Council and Wider Dynamics
The alleged 7 April chemical weapons attack in Douma led to one of the Council’s most divisive periods in the post-Cold War era. In an effort to address the Council’s polarisation, Syria was added to the agenda of the Secretary-General’s retreat with Council members that took place in Backåkra, Sweden, on 21-22 April. Although Council members agreed at the retreat on press elements on the political and humanitarian situation and on the use of chemical weapons, it is unclear whether they will be able to engage constructively on this file. P5 members have started to meet regularly on Syria at the ambassadorial level, but substantive divisions persist and the meetings have yet to result in any outcome.
The recent military escalation between Iran and Israel highlights the role of external players in the Syrian conflict. As the government consolidates territory, it is unclear how it will approach the areas that are of strategic importance for external actors, particularly near Syria’s borders. The regional dimension of the conflict is thus likely to feature more prominently both on the ground and in Council discussions.
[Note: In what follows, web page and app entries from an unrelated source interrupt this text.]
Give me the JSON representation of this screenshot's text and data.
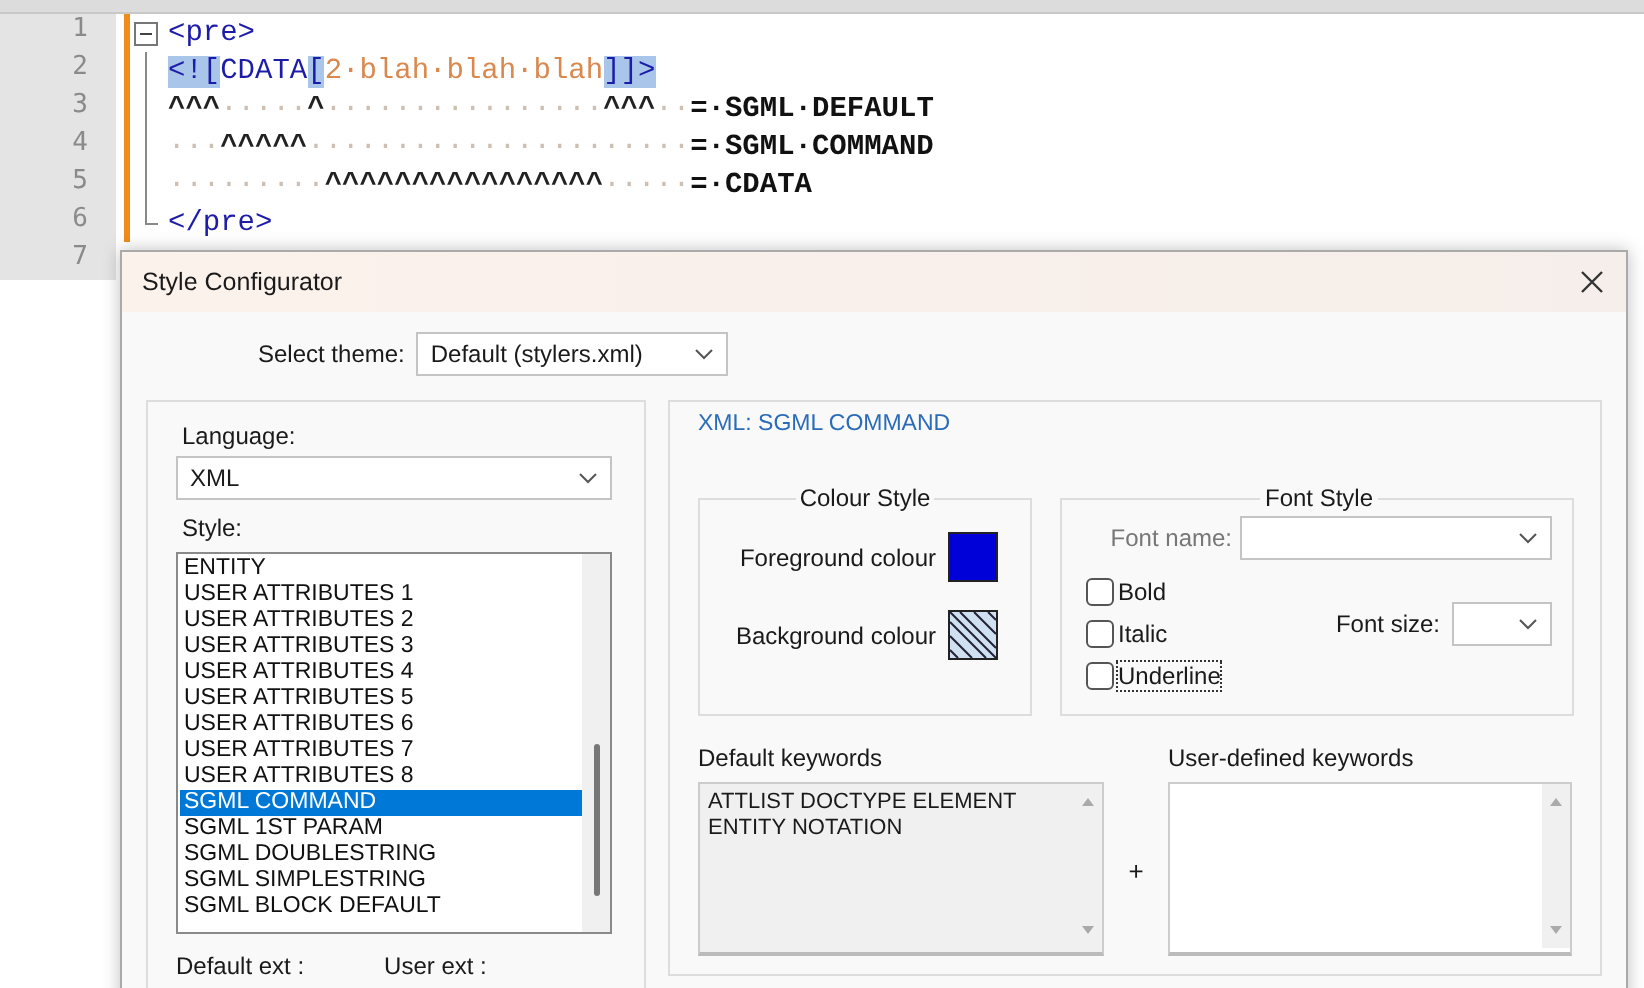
{
  "editor": {
    "lines": [
      {
        "number": "1",
        "kind": "fold-start",
        "modified": true,
        "segments": [
          {
            "kind": "tag",
            "text": "<pre>"
          }
        ]
      },
      {
        "number": "2",
        "kind": "fold-body",
        "modified": true,
        "segments": [
          {
            "kind": "tag-highlight",
            "text": "<!["
          },
          {
            "kind": "tag",
            "text": "CDATA"
          },
          {
            "kind": "tag-highlight",
            "text": "["
          },
          {
            "kind": "content",
            "text": "2·blah·blah·blah"
          },
          {
            "kind": "tag-highlight",
            "text": "]]>"
          }
        ]
      },
      {
        "number": "3",
        "kind": "fold-body",
        "modified": true,
        "segments": [
          {
            "kind": "marker",
            "text": "^^^"
          },
          {
            "kind": "whitespace",
            "text": "·····"
          },
          {
            "kind": "marker",
            "text": "^"
          },
          {
            "kind": "whitespace",
            "text": "················"
          },
          {
            "kind": "marker",
            "text": "^^^"
          },
          {
            "kind": "whitespace",
            "text": "··"
          },
          {
            "kind": "label",
            "text": "=·SGML·DEFAULT"
          }
        ]
      },
      {
        "number": "4",
        "kind": "fold-body",
        "modified": true,
        "segments": [
          {
            "kind": "whitespace",
            "text": "···"
          },
          {
            "kind": "marker",
            "text": "^^^^^"
          },
          {
            "kind": "whitespace",
            "text": "······················"
          },
          {
            "kind": "label",
            "text": "=·SGML·COMMAND"
          }
        ]
      },
      {
        "number": "5",
        "kind": "fold-body",
        "modified": true,
        "segments": [
          {
            "kind": "whitespace",
            "text": "·········"
          },
          {
            "kind": "marker",
            "text": "^^^^^^^^^^^^^^^^"
          },
          {
            "kind": "whitespace",
            "text": "·····"
          },
          {
            "kind": "label",
            "text": "=·CDATA"
          }
        ]
      },
      {
        "number": "6",
        "kind": "fold-end",
        "modified": true,
        "segments": [
          {
            "kind": "tag",
            "text": "</pre>"
          }
        ]
      },
      {
        "number": "7",
        "kind": "plain",
        "modified": false
      }
    ]
  },
  "dialog": {
    "title": "Style Configurator",
    "theme": {
      "label": "Select theme:",
      "value": "Default (stylers.xml)"
    },
    "language": {
      "label": "Language:",
      "value": "XML"
    },
    "style_label": "Style:",
    "styles": [
      {
        "label": "ENTITY",
        "selected": false
      },
      {
        "label": "USER ATTRIBUTES 1",
        "selected": false
      },
      {
        "label": "USER ATTRIBUTES 2",
        "selected": false
      },
      {
        "label": "USER ATTRIBUTES 3",
        "selected": false
      },
      {
        "label": "USER ATTRIBUTES 4",
        "selected": false
      },
      {
        "label": "USER ATTRIBUTES 5",
        "selected": false
      },
      {
        "label": "USER ATTRIBUTES 6",
        "selected": false
      },
      {
        "label": "USER ATTRIBUTES 7",
        "selected": false
      },
      {
        "label": "USER ATTRIBUTES 8",
        "selected": false
      },
      {
        "label": "SGML COMMAND",
        "selected": true
      },
      {
        "label": "SGML 1ST PARAM",
        "selected": false
      },
      {
        "label": "SGML DOUBLESTRING",
        "selected": false
      },
      {
        "label": "SGML SIMPLESTRING",
        "selected": false
      },
      {
        "label": "SGML BLOCK DEFAULT",
        "selected": false
      }
    ],
    "default_ext_label": "Default ext :",
    "user_ext_label": "User ext :",
    "heading": "XML: SGML COMMAND",
    "colour_style": {
      "title": "Colour Style",
      "swatches": [
        {
          "label": "Foreground colour",
          "kind": "solid",
          "color": "#0000d8"
        },
        {
          "label": "Background colour",
          "kind": "transparent"
        }
      ]
    },
    "font_style": {
      "title": "Font Style",
      "font_name_label": "Font name:",
      "font_size_label": "Font size:",
      "options": [
        {
          "label": "Bold",
          "checked": false,
          "focused": false
        },
        {
          "label": "Italic",
          "checked": false,
          "focused": false
        },
        {
          "label": "Underline",
          "checked": false,
          "focused": true
        }
      ]
    },
    "default_keywords": {
      "label": "Default keywords",
      "value": "ATTLIST DOCTYPE ELEMENT ENTITY NOTATION"
    },
    "plus": "+",
    "user_keywords": {
      "label": "User-defined keywords"
    }
  }
}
Kuwait and Sweden are the penholders on humanitarian issues in Syria.
UN DOCUMENTS ON SYRIA
|Security Council Resolutions|
|24 February 2018 S/RES/2401||This was a resolution, adopted unanimously, demanding a cessation of hostilities in Syria.|
|19 December 2017 S/RES/2393||This resolution renewed the authorisation for cross-border and cross-line aid delivery.|
|18 December 2015 S/RES/2254||This was the first resolution focused exclusively on a political solution to the Syrian crisis. It was adopted unanimously.|
|27 September 2013 S/RES/2118||This resolution was adopted unanimously by the Council and required the verification and destruction of Syria’s chemical weapons stockpiles, called for the convening of the Geneva II peace talks and endorsed the establishment of a transitional governing body in Syria with full executive powers.|
|22 May 2018 S/2018/484||This was the Secretary-General’s monthly report on the humanitarian situation in Syria.|
|Security Council Letters|
|17 May 2018 S/2018/478||This was a report of the Fact-Finding Mission of the OPCW determining that chlorine was likely used as a chemical weapon on 4 February 2018 in Saraqib.|
|14 May 2018 S/2018/459||This was a letter from the Permanent Representative of Iran regarding the military escalation with Israel.|
|10 May 2018 S/2018/447||This was a letter from Syria condemning Israel’s “aggression”.|
|10 May 2018 S/2018/443||This was a letter from the Permanent Representative of Israel justifying the attack against Iranian military targets in Syria.|
|1 May 2018 S/2018/408||This was an OPCW report on the progress in the elimination of the Syrian chemical weapons programme.|
|Security Council Meeting Records|
|16 May 2018 S/PV.8260||This was a briefing by de Mistura on the political situation.|
|25 April 2018 S/PV.8242||This was a briefing by Assistant Secretary-General for Humanitarian Affairs Ursula Mueller on Syria.|